[The records — start]

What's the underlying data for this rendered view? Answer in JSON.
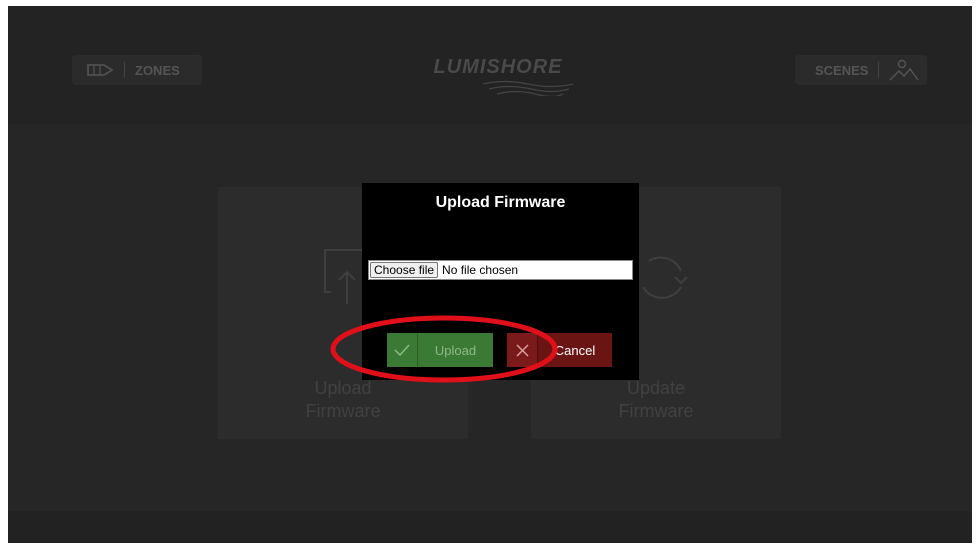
{
  "header": {
    "zones_label": "ZONES",
    "scenes_label": "SCENES",
    "logo_text": "LUMISHORE"
  },
  "tiles": [
    {
      "label_line1": "Upload",
      "label_line2": "Firmware",
      "icon": "upload-icon"
    },
    {
      "label_line1": "Update",
      "label_line2": "Firmware",
      "icon": "refresh-icon"
    }
  ],
  "dialog": {
    "title": "Upload Firmware",
    "choose_file_label": "Choose file",
    "file_status": "No file chosen",
    "upload_label": "Upload",
    "cancel_label": "Cancel"
  },
  "colors": {
    "upload_button": "#3b7a34",
    "cancel_button": "#6b1414",
    "annotation": "#e0101a"
  }
}
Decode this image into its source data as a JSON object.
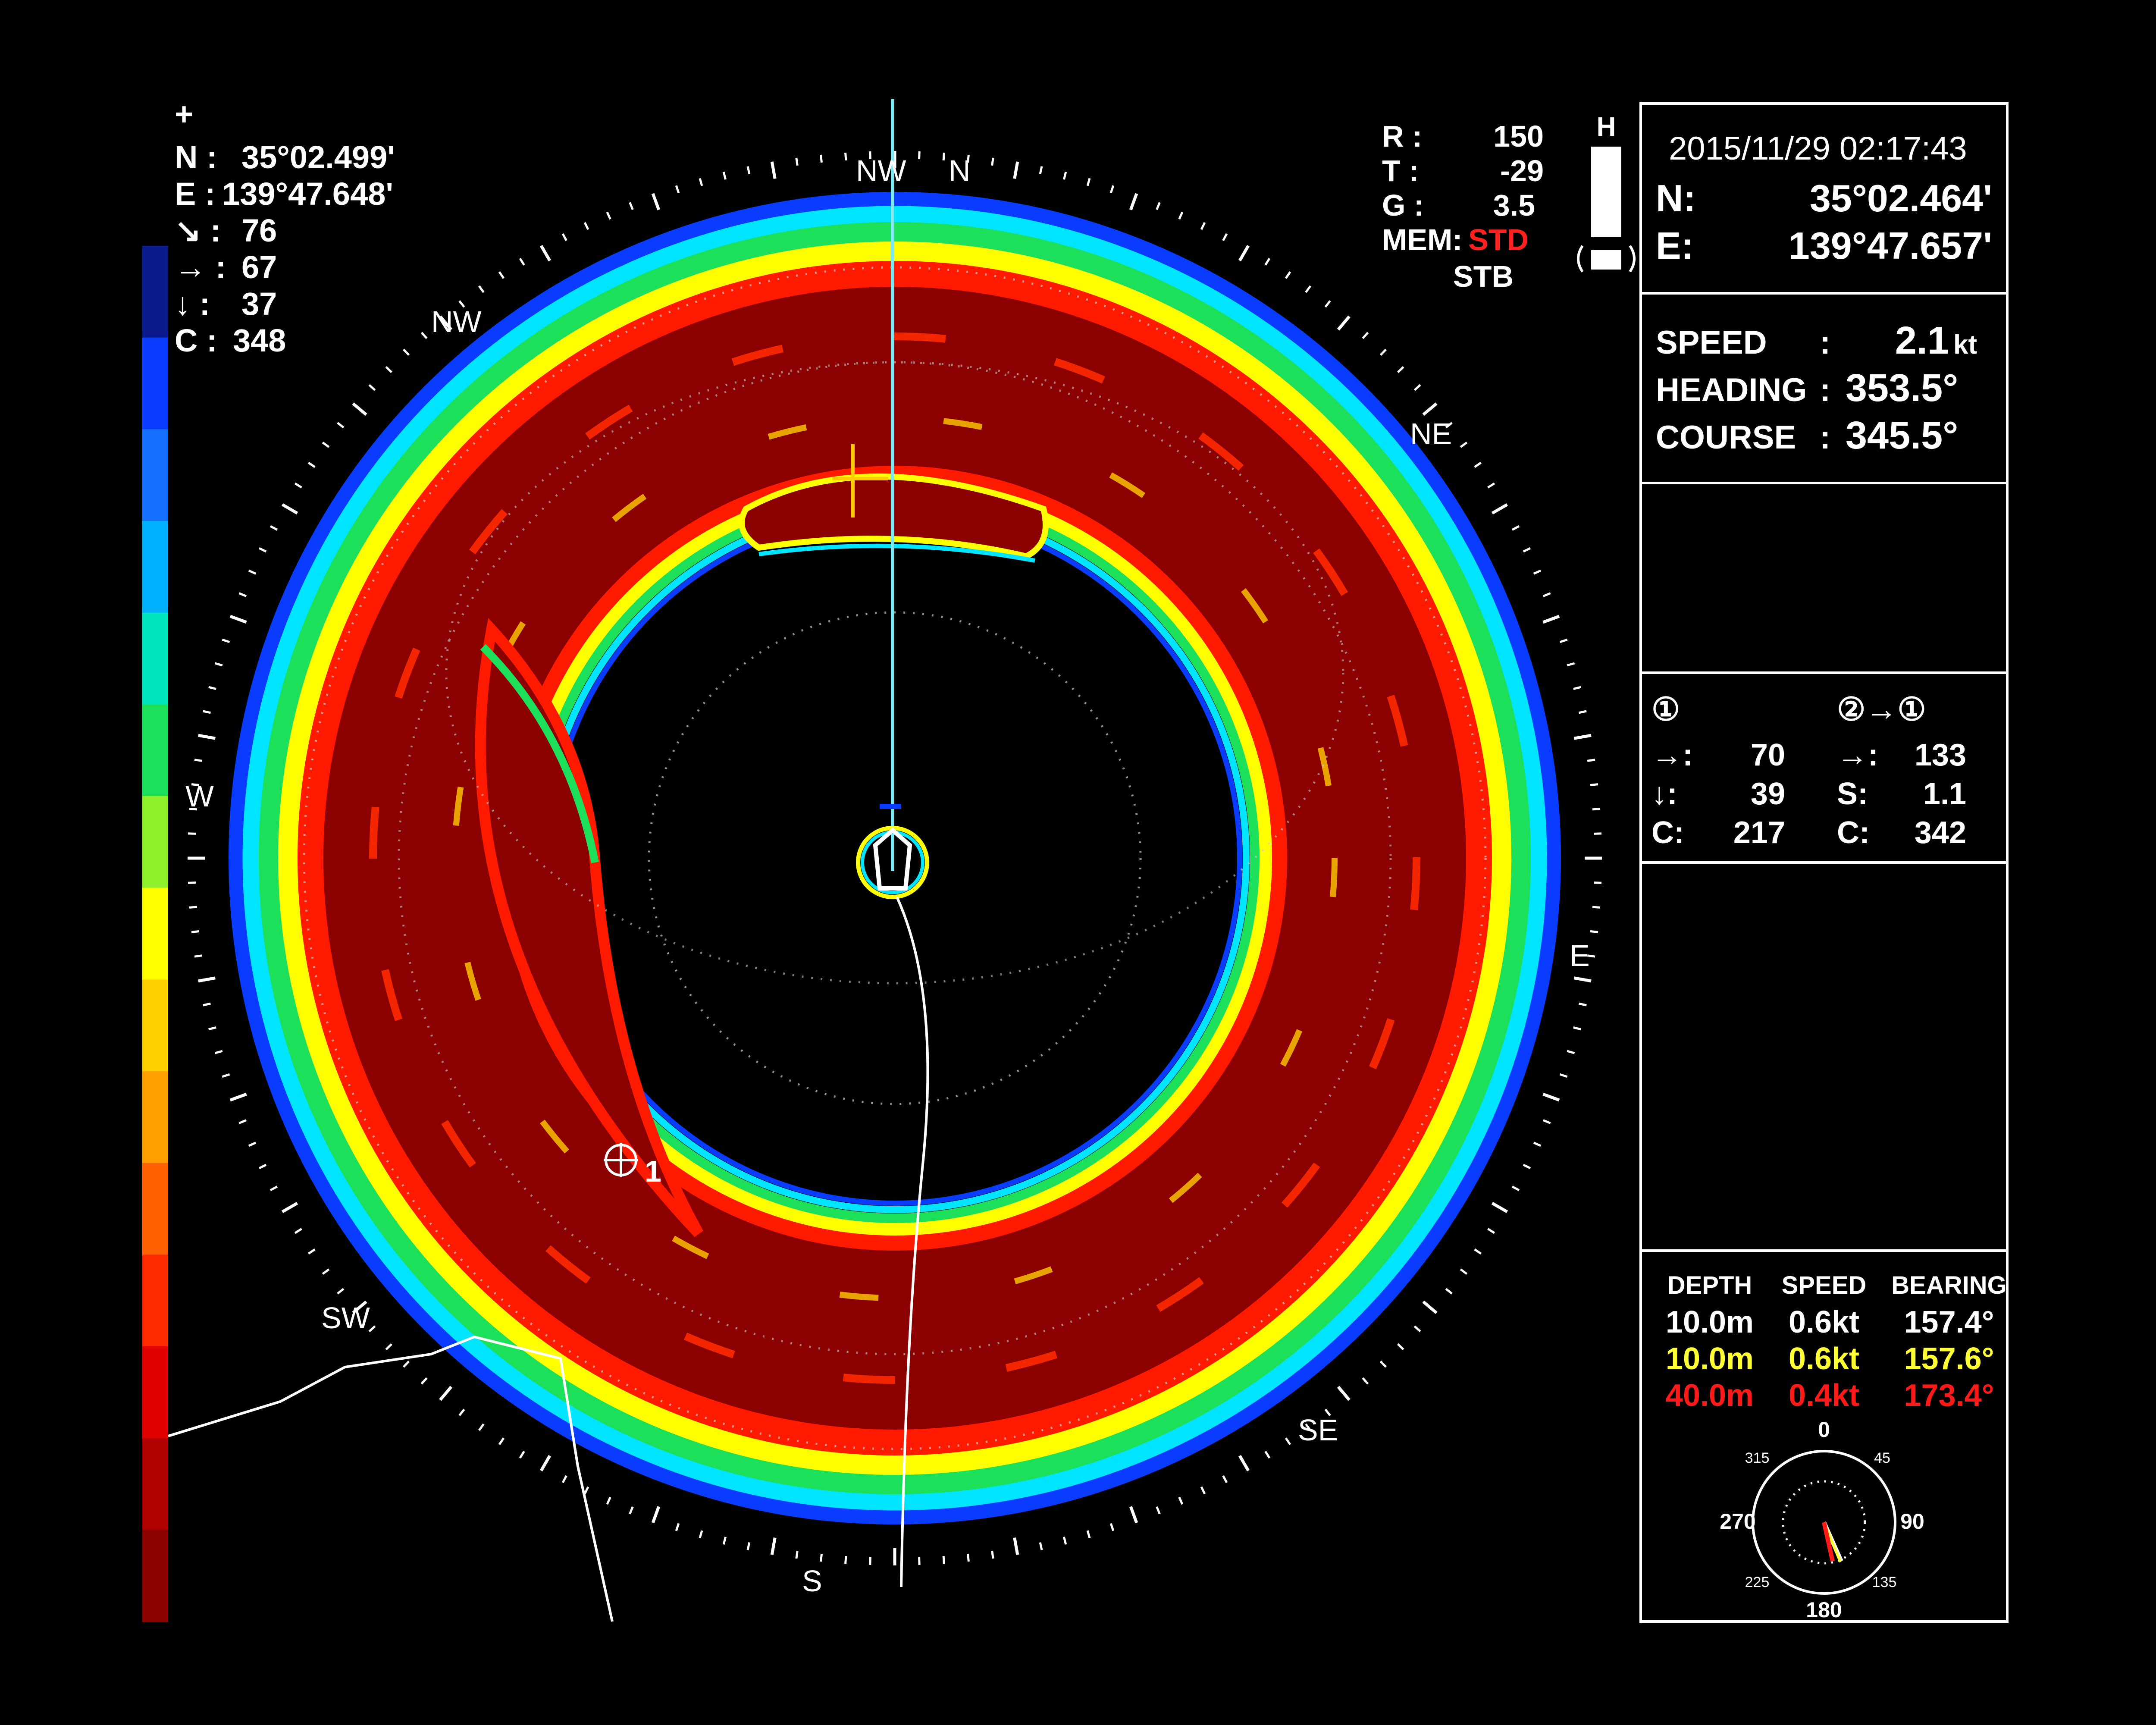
{
  "colors": {
    "background": "#000000",
    "echo_strong": "#8b0000",
    "echo_red": "#ff1a00",
    "echo_yellow": "#ffff00",
    "echo_green": "#1de05a",
    "echo_cyan": "#00e5ff",
    "echo_blue": "#0a3cff",
    "beam_line": "#7fe7f0",
    "track_line": "#ffffff",
    "layer_2": "#ffff33",
    "layer_3": "#ff1a1a",
    "memory_mode": "#ff2020"
  },
  "left_readout": {
    "cursor_mark": "+",
    "lat_label": "N :",
    "lat_value": "35°02.499'",
    "lon_label": "E :",
    "lon_value": "139°47.648'",
    "slant_label": "↘ :",
    "slant_value": "76",
    "horizontal_label": "→ :",
    "horizontal_value": "67",
    "depth_label": "↓ :",
    "depth_value": "37",
    "course_label": "C :",
    "course_value": "348"
  },
  "top_readout": {
    "range_label": "R :",
    "range_value": "150",
    "tilt_label": "T :",
    "tilt_value": "-29",
    "gain_label": "G :",
    "gain_value": "3.5",
    "mem_label": "MEM:",
    "mem_value": "STD",
    "mode_value": "STB",
    "hull_label": "H"
  },
  "radar": {
    "compass_labels": [
      "N",
      "NE",
      "E",
      "SE",
      "S",
      "SW",
      "W",
      "NW"
    ],
    "overlay_label": "NW",
    "target_marker": "1"
  },
  "info_panel": {
    "datetime": "2015/11/29 02:17:43",
    "lat_label": "N:",
    "lat_value": "35°02.464'",
    "lon_label": "E:",
    "lon_value": "139°47.657'",
    "speed_label": "SPEED",
    "speed_value": "2.1",
    "speed_unit": "kt",
    "heading_label": "HEADING",
    "heading_value": "353.5°",
    "course_label": "COURSE",
    "course_value": "345.5°",
    "colon": ":",
    "marker_a": "①",
    "marker_b": "②→①",
    "a_horizontal_label": "→:",
    "a_horizontal_value": "70",
    "a_depth_label": "↓:",
    "a_depth_value": "39",
    "a_course_label": "C:",
    "a_course_value": "217",
    "b_horizontal_label": "→:",
    "b_horizontal_value": "133",
    "b_speed_label": "S:",
    "b_speed_value": "1.1",
    "b_course_label": "C:",
    "b_course_value": "342",
    "current_headers": [
      "DEPTH",
      "SPEED",
      "BEARING"
    ],
    "current_rows": [
      {
        "depth": "10.0m",
        "speed": "0.6kt",
        "bearing": "157.4°"
      },
      {
        "depth": "10.0m",
        "speed": "0.6kt",
        "bearing": "157.6°"
      },
      {
        "depth": "40.0m",
        "speed": "0.4kt",
        "bearing": "173.4°"
      }
    ],
    "dial_labels": {
      "d0": "0",
      "d45": "45",
      "d90": "90",
      "d135": "135",
      "d180": "180",
      "d225": "225",
      "d270": "270",
      "d315": "315"
    }
  }
}
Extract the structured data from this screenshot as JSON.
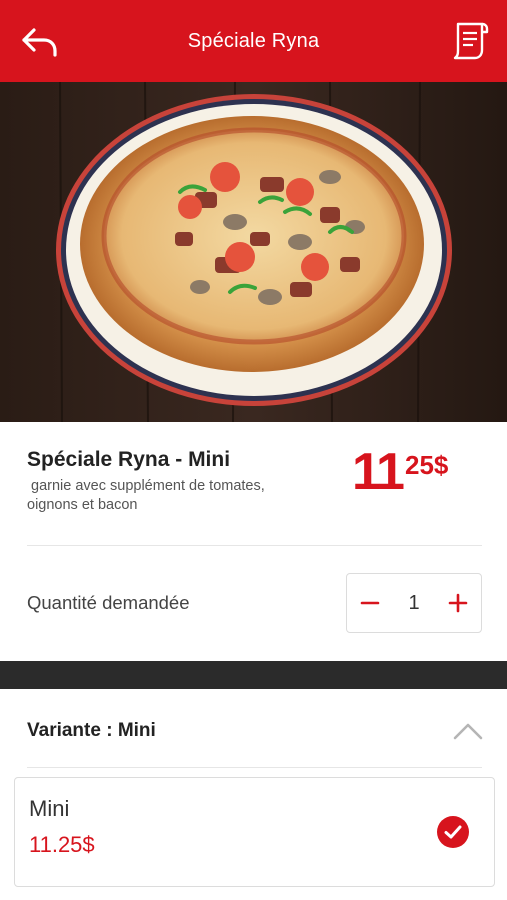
{
  "header": {
    "title": "Spéciale Ryna",
    "back_icon": "back-arrow-icon",
    "receipt_icon": "receipt-icon",
    "color": "#d7141d"
  },
  "product": {
    "name": "Spéciale Ryna - Mini",
    "description_line1": " garnie avec supplément de tomates,",
    "description_line2": "oignons et bacon",
    "image": "pizza-photo",
    "price": {
      "integer": "11",
      "cents": "25",
      "currency": "$"
    }
  },
  "quantity": {
    "label": "Quantité demandée",
    "value": "1",
    "minus_icon": "minus-icon",
    "plus_icon": "plus-icon"
  },
  "variant": {
    "label": "Variante : Mini",
    "chevron_icon": "chevron-up-icon",
    "options": [
      {
        "name": "Mini",
        "price": "11.25$",
        "selected": true
      }
    ]
  },
  "colors": {
    "accent": "#d7141d",
    "dark_bar": "#2b2b2b"
  }
}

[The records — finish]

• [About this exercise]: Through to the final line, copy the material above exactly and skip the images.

• [Response]:
What's the underlying data for this rendered view? Answer in JSON.
{
  "header": {
    "zones_label": "ZONES",
    "scenes_label": "SCENES",
    "logo_text": "LUMISHORE"
  },
  "tiles": [
    {
      "label_line1": "Upload",
      "label_line2": "Firmware",
      "icon": "upload-icon"
    },
    {
      "label_line1": "Update",
      "label_line2": "Firmware",
      "icon": "refresh-icon"
    }
  ],
  "dialog": {
    "title": "Upload Firmware",
    "choose_file_label": "Choose file",
    "file_status": "No file chosen",
    "upload_label": "Upload",
    "cancel_label": "Cancel"
  },
  "colors": {
    "upload_button": "#3b7a34",
    "cancel_button": "#6b1414",
    "annotation": "#e0101a"
  }
}
Decode this image into its source data as a JSON object.
{
  "colors": {
    "background": "#000000",
    "echo_strong": "#8b0000",
    "echo_red": "#ff1a00",
    "echo_yellow": "#ffff00",
    "echo_green": "#1de05a",
    "echo_cyan": "#00e5ff",
    "echo_blue": "#0a3cff",
    "beam_line": "#7fe7f0",
    "track_line": "#ffffff",
    "layer_2": "#ffff33",
    "layer_3": "#ff1a1a",
    "memory_mode": "#ff2020"
  },
  "left_readout": {
    "cursor_mark": "+",
    "lat_label": "N :",
    "lat_value": "35°02.499'",
    "lon_label": "E :",
    "lon_value": "139°47.648'",
    "slant_label": "↘ :",
    "slant_value": "76",
    "horizontal_label": "→ :",
    "horizontal_value": "67",
    "depth_label": "↓ :",
    "depth_value": "37",
    "course_label": "C :",
    "course_value": "348"
  },
  "top_readout": {
    "range_label": "R :",
    "range_value": "150",
    "tilt_label": "T :",
    "tilt_value": "-29",
    "gain_label": "G :",
    "gain_value": "3.5",
    "mem_label": "MEM:",
    "mem_value": "STD",
    "mode_value": "STB",
    "hull_label": "H"
  },
  "radar": {
    "compass_labels": [
      "N",
      "NE",
      "E",
      "SE",
      "S",
      "SW",
      "W",
      "NW"
    ],
    "overlay_label": "NW",
    "target_marker": "1"
  },
  "info_panel": {
    "datetime": "2015/11/29 02:17:43",
    "lat_label": "N:",
    "lat_value": "35°02.464'",
    "lon_label": "E:",
    "lon_value": "139°47.657'",
    "speed_label": "SPEED",
    "speed_value": "2.1",
    "speed_unit": "kt",
    "heading_label": "HEADING",
    "heading_value": "353.5°",
    "course_label": "COURSE",
    "course_value": "345.5°",
    "colon": ":",
    "marker_a": "①",
    "marker_b": "②→①",
    "a_horizontal_label": "→:",
    "a_horizontal_value": "70",
    "a_depth_label": "↓:",
    "a_depth_value": "39",
    "a_course_label": "C:",
    "a_course_value": "217",
    "b_horizontal_label": "→:",
    "b_horizontal_value": "133",
    "b_speed_label": "S:",
    "b_speed_value": "1.1",
    "b_course_label": "C:",
    "b_course_value": "342",
    "current_headers": [
      "DEPTH",
      "SPEED",
      "BEARING"
    ],
    "current_rows": [
      {
        "depth": "10.0m",
        "speed": "0.6kt",
        "bearing": "157.4°"
      },
      {
        "depth": "10.0m",
        "speed": "0.6kt",
        "bearing": "157.6°"
      },
      {
        "depth": "40.0m",
        "speed": "0.4kt",
        "bearing": "173.4°"
      }
    ],
    "dial_labels": {
      "d0": "0",
      "d45": "45",
      "d90": "90",
      "d135": "135",
      "d180": "180",
      "d225": "225",
      "d270": "270",
      "d315": "315"
    }
  }
}
Extract the structured data from this screenshot as JSON.
{
  "header": {
    "title": "Spéciale Ryna",
    "back_icon": "back-arrow-icon",
    "receipt_icon": "receipt-icon",
    "color": "#d7141d"
  },
  "product": {
    "name": "Spéciale Ryna - Mini",
    "description_line1": " garnie avec supplément de tomates,",
    "description_line2": "oignons et bacon",
    "image": "pizza-photo",
    "price": {
      "integer": "11",
      "cents": "25",
      "currency": "$"
    }
  },
  "quantity": {
    "label": "Quantité demandée",
    "value": "1",
    "minus_icon": "minus-icon",
    "plus_icon": "plus-icon"
  },
  "variant": {
    "label": "Variante : Mini",
    "chevron_icon": "chevron-up-icon",
    "options": [
      {
        "name": "Mini",
        "price": "11.25$",
        "selected": true
      }
    ]
  },
  "colors": {
    "accent": "#d7141d",
    "dark_bar": "#2b2b2b"
  }
}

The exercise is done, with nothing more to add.